Clinicians at the Nantucket Cottage Hospital have been closely monitoring the spread of a new coronavirus – first detected in Wuhan City, China last month – which has sickened hundreds and killed a number of people. Additional cases are being identified in a growing number of countries internationally, including the United States. Below, Erica Shenoy, MD, PhD, associate chief of the Massachusetts General Hospital Infection Control Unit, offers insight into what everyone should know about this virus
What is a coronavirus?
Human coronaviruses are common throughout the world and are comprised of large groups of viruses. The illnesses – often transmitted from animals to humans – range from minor colds to more serious infections similar to Middle East respiratory syndrome (MERS) and severe acute respiratory syndrome (SARS). This newest strain of coronavirus appears to also be transmitted between humans.
What are the signs and symptoms of this coronavirus and how does it spread?
The most common symptoms of coronavirus infection range from mild – fever, general body aches, dry cough and breathing difficulties – to severe – a fever of 100.4 F or higher, pneumonia and kidney failure. Coronaviruses can be spread through respiratory droplets emitted from an infected person’s coughs or sneezes, as well as by touching contaminated objects. To curb the spread of the virus, the World Health Organization has advised people to avoid close contact with people suffering from acute respiratory infections, to frequently wash their hands and to avoid contact with farm or wild animals in areas where the virus is spreading, such as China. Unlike the flu, there is no vaccine and no specific treatment for coronavirus beyond supportive treatment, such as resting and staying hydrated.
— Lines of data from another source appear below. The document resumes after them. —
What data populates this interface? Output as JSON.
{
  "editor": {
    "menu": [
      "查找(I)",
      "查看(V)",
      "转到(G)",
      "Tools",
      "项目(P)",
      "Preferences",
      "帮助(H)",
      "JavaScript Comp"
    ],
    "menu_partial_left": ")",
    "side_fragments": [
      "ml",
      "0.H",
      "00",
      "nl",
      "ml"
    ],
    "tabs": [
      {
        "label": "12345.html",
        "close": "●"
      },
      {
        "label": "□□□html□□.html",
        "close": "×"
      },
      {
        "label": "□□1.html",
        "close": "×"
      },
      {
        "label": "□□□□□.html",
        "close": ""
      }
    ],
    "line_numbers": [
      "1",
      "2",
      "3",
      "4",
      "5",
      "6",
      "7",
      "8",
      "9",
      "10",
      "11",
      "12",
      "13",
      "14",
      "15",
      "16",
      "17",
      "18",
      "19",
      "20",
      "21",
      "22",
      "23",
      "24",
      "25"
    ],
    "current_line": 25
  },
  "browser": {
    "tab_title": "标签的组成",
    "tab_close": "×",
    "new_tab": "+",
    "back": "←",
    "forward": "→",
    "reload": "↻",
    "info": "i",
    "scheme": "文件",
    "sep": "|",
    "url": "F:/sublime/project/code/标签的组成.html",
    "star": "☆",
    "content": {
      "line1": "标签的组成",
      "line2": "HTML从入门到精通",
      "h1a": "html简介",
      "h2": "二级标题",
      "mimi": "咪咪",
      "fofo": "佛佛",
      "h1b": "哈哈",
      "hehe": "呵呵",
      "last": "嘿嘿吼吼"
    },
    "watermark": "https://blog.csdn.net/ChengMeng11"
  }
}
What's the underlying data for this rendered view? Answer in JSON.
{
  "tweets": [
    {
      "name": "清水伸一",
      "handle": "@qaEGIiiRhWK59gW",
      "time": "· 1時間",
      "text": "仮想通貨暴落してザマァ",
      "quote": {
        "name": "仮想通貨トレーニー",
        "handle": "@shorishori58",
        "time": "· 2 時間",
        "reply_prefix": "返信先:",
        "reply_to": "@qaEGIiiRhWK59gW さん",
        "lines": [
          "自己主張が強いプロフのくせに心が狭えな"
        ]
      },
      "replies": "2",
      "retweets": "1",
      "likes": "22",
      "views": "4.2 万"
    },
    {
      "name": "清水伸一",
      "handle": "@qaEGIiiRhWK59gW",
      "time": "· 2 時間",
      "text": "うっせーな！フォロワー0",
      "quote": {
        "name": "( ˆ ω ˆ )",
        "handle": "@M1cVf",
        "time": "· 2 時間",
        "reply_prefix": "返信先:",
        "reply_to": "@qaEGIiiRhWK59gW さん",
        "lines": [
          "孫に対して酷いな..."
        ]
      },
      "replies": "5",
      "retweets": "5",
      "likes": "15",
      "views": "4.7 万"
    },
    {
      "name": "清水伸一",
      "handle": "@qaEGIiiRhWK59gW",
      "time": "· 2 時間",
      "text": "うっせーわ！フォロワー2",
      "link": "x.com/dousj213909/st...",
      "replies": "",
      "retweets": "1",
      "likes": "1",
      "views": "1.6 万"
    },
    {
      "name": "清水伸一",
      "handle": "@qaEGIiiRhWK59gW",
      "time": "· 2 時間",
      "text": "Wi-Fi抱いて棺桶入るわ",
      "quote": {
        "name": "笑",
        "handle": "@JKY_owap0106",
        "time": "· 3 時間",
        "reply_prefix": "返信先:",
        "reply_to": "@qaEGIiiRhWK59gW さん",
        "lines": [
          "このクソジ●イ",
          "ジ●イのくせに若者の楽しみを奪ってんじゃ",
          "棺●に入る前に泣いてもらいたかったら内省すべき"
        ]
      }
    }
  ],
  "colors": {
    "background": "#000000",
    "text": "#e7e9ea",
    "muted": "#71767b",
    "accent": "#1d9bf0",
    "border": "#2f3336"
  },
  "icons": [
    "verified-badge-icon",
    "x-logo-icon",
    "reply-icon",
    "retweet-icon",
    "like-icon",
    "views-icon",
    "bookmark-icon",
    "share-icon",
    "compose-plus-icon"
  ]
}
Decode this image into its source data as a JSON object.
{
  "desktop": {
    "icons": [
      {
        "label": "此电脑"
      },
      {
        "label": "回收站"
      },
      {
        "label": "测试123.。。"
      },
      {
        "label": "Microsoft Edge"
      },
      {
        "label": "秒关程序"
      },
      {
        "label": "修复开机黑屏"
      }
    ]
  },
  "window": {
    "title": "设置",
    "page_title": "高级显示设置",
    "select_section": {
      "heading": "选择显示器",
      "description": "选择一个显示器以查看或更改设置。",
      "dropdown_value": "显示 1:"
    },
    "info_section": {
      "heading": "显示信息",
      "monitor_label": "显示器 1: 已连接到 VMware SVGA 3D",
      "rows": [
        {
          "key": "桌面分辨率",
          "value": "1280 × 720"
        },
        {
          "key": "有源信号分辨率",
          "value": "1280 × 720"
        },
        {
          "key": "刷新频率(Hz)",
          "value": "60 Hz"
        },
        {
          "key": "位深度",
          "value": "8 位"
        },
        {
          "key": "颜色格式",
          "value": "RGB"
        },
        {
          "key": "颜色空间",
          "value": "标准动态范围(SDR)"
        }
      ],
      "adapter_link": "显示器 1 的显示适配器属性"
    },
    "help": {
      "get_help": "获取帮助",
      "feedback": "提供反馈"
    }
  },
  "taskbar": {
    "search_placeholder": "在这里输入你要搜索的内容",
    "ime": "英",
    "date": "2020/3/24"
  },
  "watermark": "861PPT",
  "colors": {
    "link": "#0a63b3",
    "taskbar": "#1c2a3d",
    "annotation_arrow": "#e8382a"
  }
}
Where did this case of coronavirus originate from?
The virus was first identified in Wuhan, Hubei Province, China, and since then, more than 400 cases have been confirmed by Chinese authorities. Additionally, cases have been identified in several countries internationally, with the first U.S. case confirmed Jan. 21. The Centers for Disease Control and Prevention (CDC) continues to investigate reports to learn more about the virus’ spread.
What else should people know?
It is important to note that while this virus is concerning, we are also amid flu season. The CDC estimates there have been at least 13 million flu illnesses, 120,000 hospitalizations and 6,600 deaths from flu this season. It is imperative everyone gets their flu vaccine which is the best protection against flu.